*TASK INSTRUCTIONS*. Your output consists solely of the lines from the one that contains "Read all visible content and emit it as JSON." to the end of the material, each reproduced exactly; pictures do not belong in it.

-=-=-=-=-

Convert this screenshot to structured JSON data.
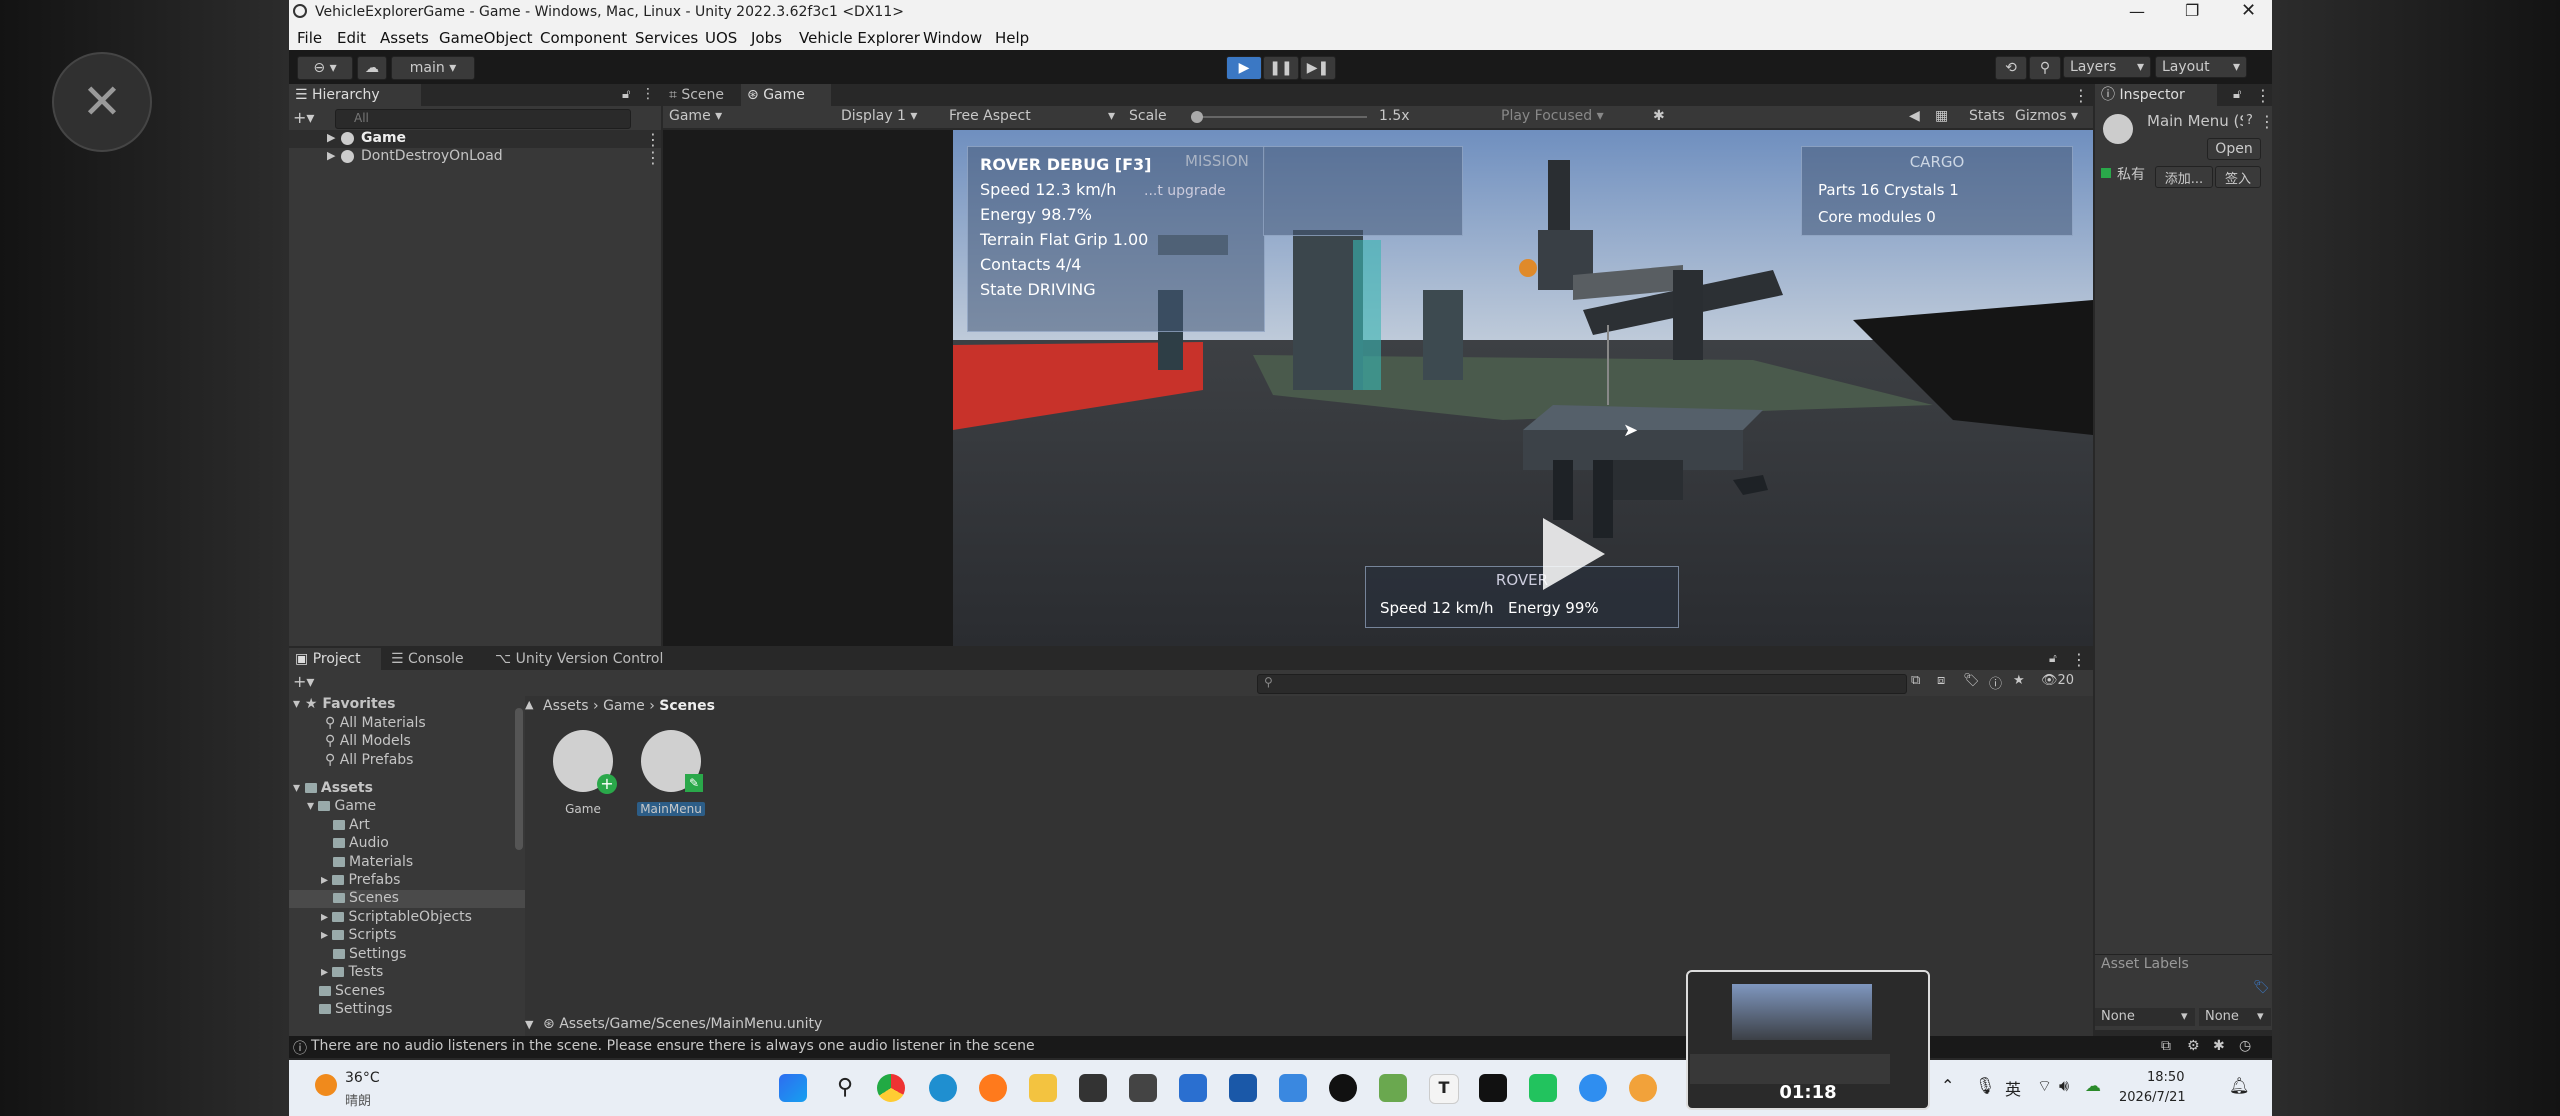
{
  "window": {
    "title": "VehicleExplorerGame - Game - Windows, Mac, Linux - Unity 2022.3.62f3c1 <DX11>"
  },
  "menu": [
    "File",
    "Edit",
    "Assets",
    "GameObject",
    "Component",
    "Services",
    "UOS",
    "Jobs",
    "Vehicle Explorer",
    "Window",
    "Help"
  ],
  "toolbar": {
    "branch": "main",
    "layers": "Layers",
    "layout": "Layout"
  },
  "hierarchy": {
    "tab": "Hierarchy",
    "search_placeholder": "All",
    "items": [
      "Game",
      "DontDestroyOnLoad"
    ]
  },
  "scene_tabs": {
    "scene": "Scene",
    "game": "Game"
  },
  "game_toolbar": {
    "view": "Game",
    "display": "Display 1",
    "aspect": "Free Aspect",
    "scale_label": "Scale",
    "scale_value": "1.5x",
    "play_mode": "Play Focused",
    "stats": "Stats",
    "gizmos": "Gizmos"
  },
  "hud": {
    "mission_title": "MISSION",
    "mission_text": "...t upgrade",
    "rover_debug": {
      "title": "ROVER DEBUG  [F3]",
      "lines": [
        "Speed    12.3 km/h",
        "Energy    98.7%",
        "Terrain   Flat  Grip 1.00",
        "Contacts  4/4",
        "State     DRIVING"
      ]
    },
    "cargo": {
      "title": "CARGO",
      "line1": "Parts 16    Crystals 1",
      "line2": "Core modules 0"
    },
    "rover_panel": {
      "title": "ROVER",
      "speed": "Speed 12 km/h",
      "energy": "Energy 99%"
    }
  },
  "inspector": {
    "tab": "Inspector",
    "asset_title": "Main Menu (Scene Asset)",
    "open_button": "Open",
    "private_label": "私有",
    "add_button": "添加...",
    "sign_button": "签入",
    "asset_labels": "Asset Labels",
    "none1": "None",
    "none2": "None"
  },
  "project": {
    "tabs": [
      "Project",
      "Console",
      "Unity Version Control"
    ],
    "count": "20",
    "favorites": {
      "label": "Favorites",
      "items": [
        "All Materials",
        "All Models",
        "All Prefabs"
      ]
    },
    "assets_label": "Assets",
    "tree": [
      "Game",
      "Art",
      "Audio",
      "Materials",
      "Prefabs",
      "Scenes",
      "ScriptableObjects",
      "Scripts",
      "Settings",
      "Tests",
      "Scenes",
      "Settings"
    ],
    "breadcrumb": [
      "Assets",
      "Game",
      "Scenes"
    ],
    "files": [
      "Game",
      "MainMenu"
    ],
    "path": "Assets/Game/Scenes/MainMenu.unity"
  },
  "status": {
    "message": "There are no audio listeners in the scene. Please ensure there is always one audio listener in the scene"
  },
  "video": {
    "timer": "01:18"
  },
  "taskbar": {
    "temp": "36°C",
    "weather": "晴朗",
    "ime": "英",
    "time": "18:50",
    "date": "2026/7/21"
  },
  "colors": {
    "accent": "#3b78c4",
    "window_bg": "#282828",
    "panel_bg": "#383838",
    "taskbar_bg": "#e9eef5"
  }
}
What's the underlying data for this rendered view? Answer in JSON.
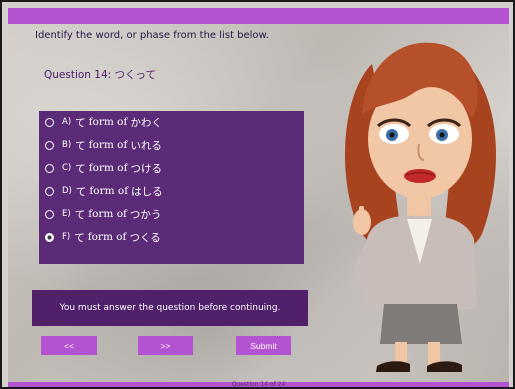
{
  "instructions": "Identify the word, or phase from the list below.",
  "question": "Question 14: つくって",
  "options": [
    {
      "letter": "A)",
      "prefix": "て",
      "mid": "form of",
      "verb": "かわく",
      "selected": false
    },
    {
      "letter": "B)",
      "prefix": "て",
      "mid": "form of",
      "verb": "いれる",
      "selected": false
    },
    {
      "letter": "C)",
      "prefix": "て",
      "mid": "form of",
      "verb": "つける",
      "selected": false
    },
    {
      "letter": "D)",
      "prefix": "て",
      "mid": "form of",
      "verb": "はしる",
      "selected": false
    },
    {
      "letter": "E)",
      "prefix": "て",
      "mid": "form of",
      "verb": "つかう",
      "selected": false
    },
    {
      "letter": "F)",
      "prefix": "て",
      "mid": "form of",
      "verb": "つくる",
      "selected": true
    }
  ],
  "message": "You must answer the question before continuing.",
  "buttons": {
    "prev": "<<",
    "next": ">>",
    "submit": "Submit"
  },
  "footer": "Question 14 of 24",
  "colors": {
    "accent": "#b453d1",
    "panel": "#5b2b77"
  }
}
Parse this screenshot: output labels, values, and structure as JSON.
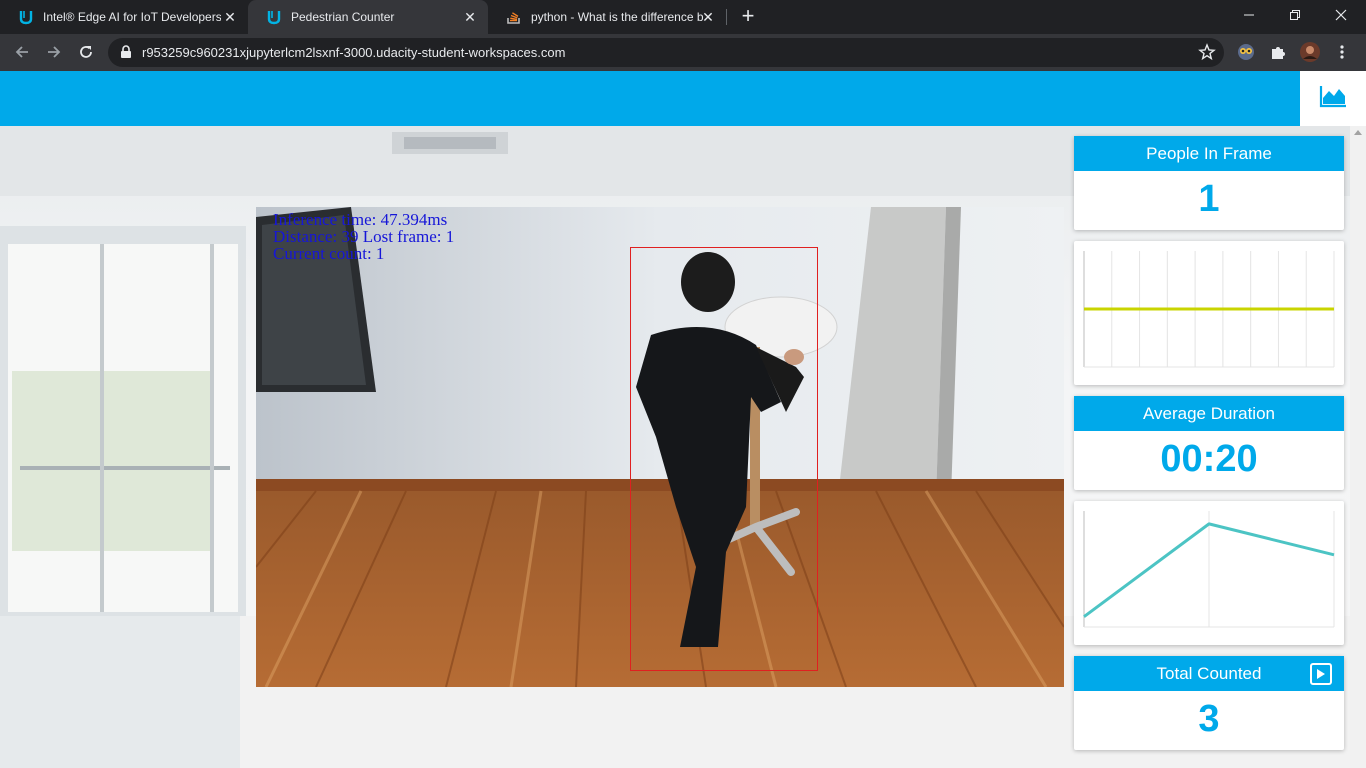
{
  "browser": {
    "tabs": [
      {
        "title": "Intel® Edge AI for IoT Developers",
        "icon": "udacity-icon",
        "active": false
      },
      {
        "title": "Pedestrian Counter",
        "icon": "udacity-icon",
        "active": true
      },
      {
        "title": "python - What is the difference b",
        "icon": "stackoverflow-icon",
        "active": false
      }
    ],
    "new_tab_label": "+",
    "url": "r953259c960231xjupyterlcm2lsxnf-3000.udacity-student-workspaces.com",
    "window_controls": [
      "minimize-icon",
      "restore-icon",
      "close-icon"
    ]
  },
  "app": {
    "accent_color": "#00a9ea",
    "header_icon": "area-chart-icon"
  },
  "video": {
    "overlay_lines": [
      "Inference time: 47.394ms",
      "Distance: 39 Lost frame: 1",
      "Current count: 1"
    ],
    "bbox_color": "#e02020"
  },
  "panels": {
    "people_in_frame": {
      "title": "People In Frame",
      "value": "1"
    },
    "average_duration": {
      "title": "Average Duration",
      "value": "00:20"
    },
    "total_counted": {
      "title": "Total Counted",
      "value": "3",
      "icon": "play-icon"
    }
  },
  "chart_data": [
    {
      "type": "line",
      "title": "",
      "series": [
        {
          "color": "#c9d400",
          "values": [
            1,
            1,
            1,
            1,
            1,
            1,
            1,
            1,
            1,
            1
          ]
        }
      ],
      "grid": "vertical",
      "ylim": [
        0,
        2
      ]
    },
    {
      "type": "line",
      "title": "",
      "x": [
        0,
        1,
        2
      ],
      "series": [
        {
          "color": "#4cc4c4",
          "values": [
            4,
            40,
            28
          ]
        }
      ],
      "grid": "vertical",
      "ylim": [
        0,
        45
      ]
    }
  ]
}
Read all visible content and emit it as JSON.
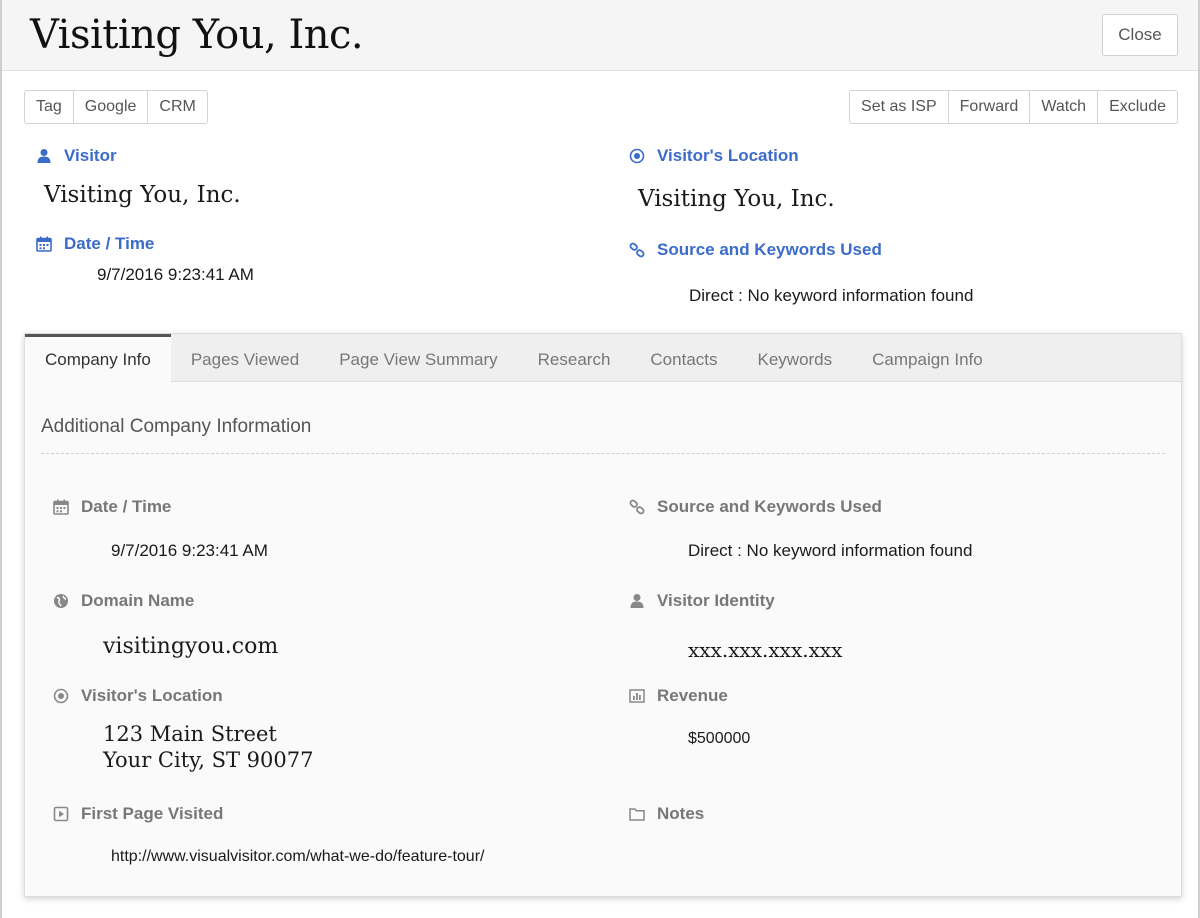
{
  "header": {
    "title": "Visiting You, Inc.",
    "close_label": "Close"
  },
  "toolbar": {
    "left": [
      "Tag",
      "Google",
      "CRM"
    ],
    "right": [
      "Set as ISP",
      "Forward",
      "Watch",
      "Exclude"
    ]
  },
  "summary": {
    "visitor_label": "Visitor",
    "visitor_value": "Visiting You, Inc.",
    "datetime_label": "Date / Time",
    "datetime_value": "9/7/2016 9:23:41 AM",
    "location_label": "Visitor's Location",
    "location_value": "Visiting You, Inc.",
    "source_label": "Source and Keywords Used",
    "source_value": "Direct : No keyword information found"
  },
  "tabs": [
    "Company Info",
    "Pages Viewed",
    "Page View Summary",
    "Research",
    "Contacts",
    "Keywords",
    "Campaign Info"
  ],
  "active_tab": "Company Info",
  "company_info": {
    "section_title": "Additional Company Information",
    "datetime_label": "Date / Time",
    "datetime_value": "9/7/2016 9:23:41 AM",
    "source_label": "Source and Keywords Used",
    "source_value": "Direct : No keyword information found",
    "domain_label": "Domain Name",
    "domain_value": "visitingyou.com",
    "identity_label": "Visitor Identity",
    "identity_value": "xxx.xxx.xxx.xxx",
    "location_label": "Visitor's Location",
    "address_line1": "123 Main Street",
    "address_line2": "Your City, ST 90077",
    "revenue_label": "Revenue",
    "revenue_value": "$500000",
    "first_page_label": "First Page Visited",
    "first_page_value": "http://www.visualvisitor.com/what-we-do/feature-tour/",
    "notes_label": "Notes"
  },
  "colors": {
    "accent": "#3b6cc9",
    "muted_label": "#777777"
  }
}
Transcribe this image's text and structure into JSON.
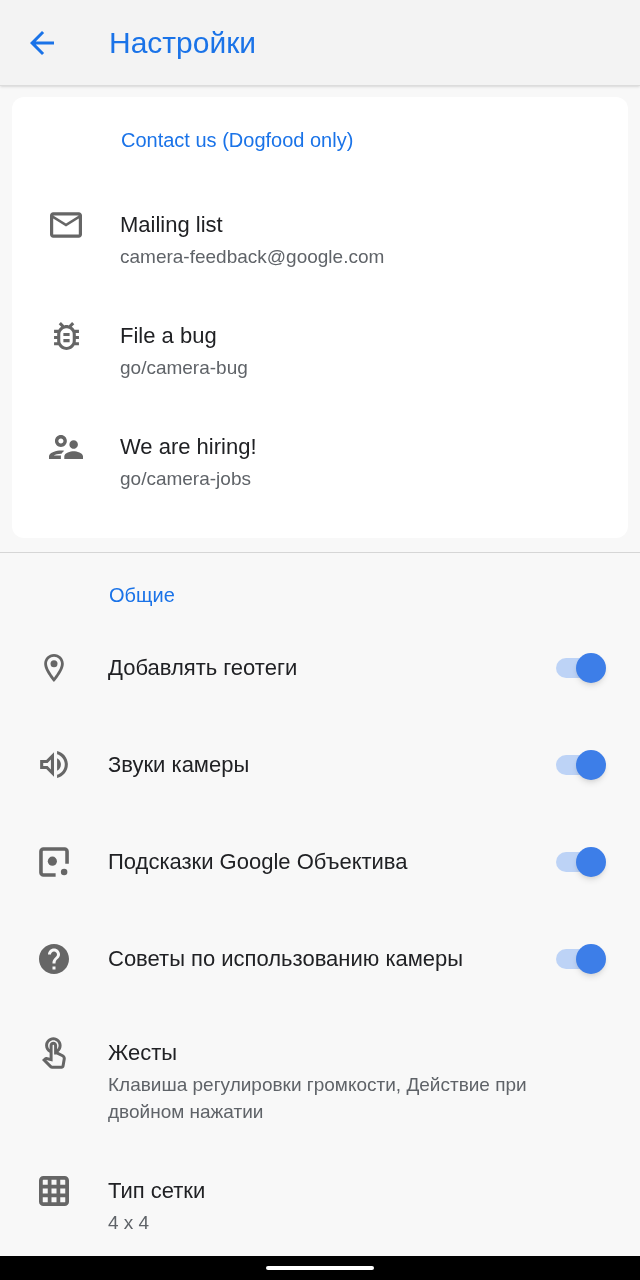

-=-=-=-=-

*SOLUTION TO THE PROBLEM*.
Read all visible content and emit it as JSON.
{
  "header": {
    "title": "Visiting You, Inc.",
    "close_label": "Close"
  },
  "toolbar": {
    "left": [
      "Tag",
      "Google",
      "CRM"
    ],
    "right": [
      "Set as ISP",
      "Forward",
      "Watch",
      "Exclude"
    ]
  },
  "summary": {
    "visitor_label": "Visitor",
    "visitor_value": "Visiting You, Inc.",
    "datetime_label": "Date / Time",
    "datetime_value": "9/7/2016 9:23:41 AM",
    "location_label": "Visitor's Location",
    "location_value": "Visiting You, Inc.",
    "source_label": "Source and Keywords Used",
    "source_value": "Direct : No keyword information found"
  },
  "tabs": [
    "Company Info",
    "Pages Viewed",
    "Page View Summary",
    "Research",
    "Contacts",
    "Keywords",
    "Campaign Info"
  ],
  "active_tab": "Company Info",
  "company_info": {
    "section_title": "Additional Company Information",
    "datetime_label": "Date / Time",
    "datetime_value": "9/7/2016 9:23:41 AM",
    "source_label": "Source and Keywords Used",
    "source_value": "Direct : No keyword information found",
    "domain_label": "Domain Name",
    "domain_value": "visitingyou.com",
    "identity_label": "Visitor Identity",
    "identity_value": "xxx.xxx.xxx.xxx",
    "location_label": "Visitor's Location",
    "address_line1": "123 Main Street",
    "address_line2": "Your City, ST 90077",
    "revenue_label": "Revenue",
    "revenue_value": "$500000",
    "first_page_label": "First Page Visited",
    "first_page_value": "http://www.visualvisitor.com/what-we-do/feature-tour/",
    "notes_label": "Notes"
  },
  "colors": {
    "accent": "#3b6cc9",
    "muted_label": "#777777"
  }
}
Transcribe this image's text and structure into JSON.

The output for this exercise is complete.